9. Ravichandran Ashwin [India] – 2013:
Batting: 24 innings – 359 runs – average: 17.95 | Bowling: Overs: 617.1 – Wickets: 81 – Average: 28.60
Disposed of for the second Test in South Africa, India’s spinner seems to be inept outside of the sub continent. 95 of his 104 Test wickets have been in Asia, which does not take away from his achievements, but it suggest he is a one dimensional and inexperienced performer outside of India. When his side plays England in five Tests in 2014, he will be desperate to be in that side ahead of Pragyan Ojha, the genuine spinner, or Ravi Jadeja, the genuine allrounder. He must break out of his Sub-continental mould, and really secure his spot in the side by developing a stock ball, and learning to use variations more intelligently. Until he does that, he will never have success where there is less spin to be had.
10. Steven Finn [England] – 2013:
Batting: 15 innings – 142 runs – average: 10.92 | Bowling: Overs: 324.5 – Wickets: 44 – Average: 32.63

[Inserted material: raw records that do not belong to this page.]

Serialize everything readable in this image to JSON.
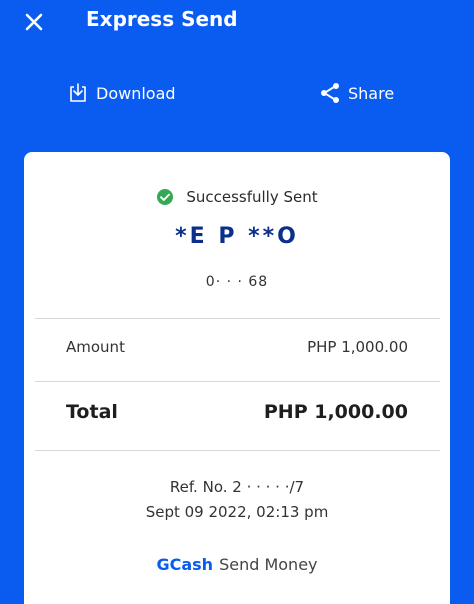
{
  "header": {
    "title": "Express Send"
  },
  "actions": {
    "download_label": "Download",
    "share_label": "Share"
  },
  "receipt": {
    "status": "Successfully Sent",
    "recipient_name": "*E P   **O",
    "recipient_number": "0·  ·   ·  68",
    "amount_label": "Amount",
    "amount_value": "PHP 1,000.00",
    "total_label": "Total",
    "total_value": "PHP 1,000.00",
    "ref_no": "Ref. No. 2 ·  ·   ·    ·  ·/7",
    "datetime": "Sept 09 2022, 02:13 pm",
    "brand_name": "GCash",
    "service": "Send Money"
  },
  "icons": {
    "close": "close-icon",
    "download": "download-icon",
    "share": "share-icon",
    "success": "check-circle-icon"
  },
  "colors": {
    "background": "#0a5cf0",
    "recipient": "#0b2f8a",
    "success": "#34a853",
    "brand": "#0a5cf0"
  }
}
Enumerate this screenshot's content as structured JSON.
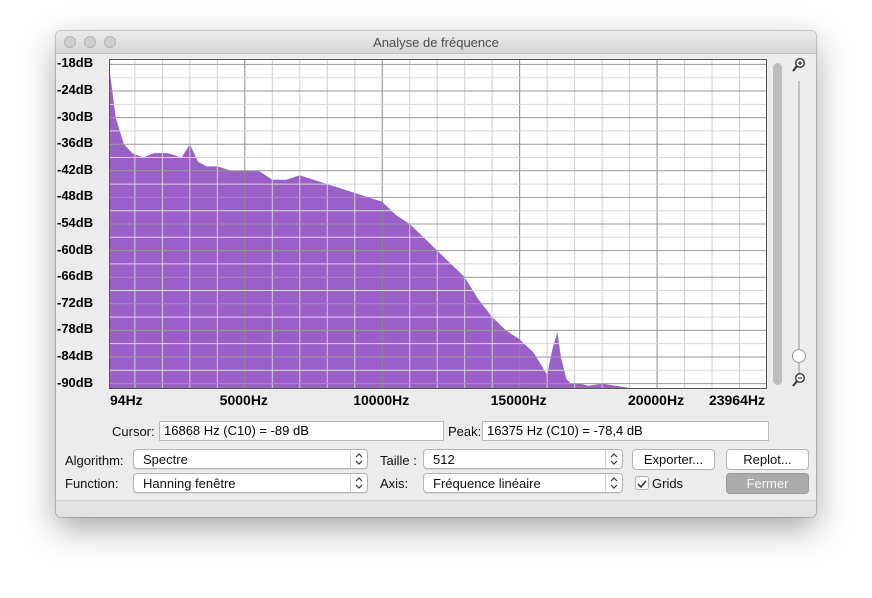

In 2011, Steven Finn became England’s youngest bowler to 50 wickets, at the age 22 years and 63 days. The tall seamer was set to be ‘the next big thing’, but failed. Struggling with control, even when he got wickets, they were expensive, and he has spluttered and coughed his way through his career since being dropped in 2011. 2014 simply must be the year for Finn to settle his action, and lead. Whatever format, ‘If’ he has a serious future, and ‘If’ he wants to carry the legacy on that was laid out in 2011, this year has got to be the turning point. He is clearly a good bowler, and has performed spectacularly well especially in limited overs cricket, but without consistency, he will always simply be remembered as the bowler that occasionally performed well. Getting a consistent reliable action is his task for the year. If he does, success will come his way.
11. Ishant Sharma [India] –
Batting: 17 innings – 34 runs – average: 3.77 | Bowling: Overs: 367.2 – Wickets: 47 – Average: 34.53
How do you solve a problem like Ishant Sharma? A tall, gangly fast bowler, that is robotic. His bowling lacks the emotion that a fast bowler should have, sometimes more stiff and unimaginative than a bowling machine. 12 Test wickets at an average of 48.16 in 2013 has reinforced his dire 2012 performance which produced just seven Test wickets at an average of 75.57. He is only 25 years old, despite having been around since 2008; but time is running out regardless of his age. Only for so long can India continuously pick this uninspiring and ineffective bag of unfulfilled potential. 2014 might be Sharma’s last chance to prove everyone wrong before he is dumped on the scrapheap once and for all.
Other contenders: Steve Smith, Mitchell Johnson and Nathan Lyon.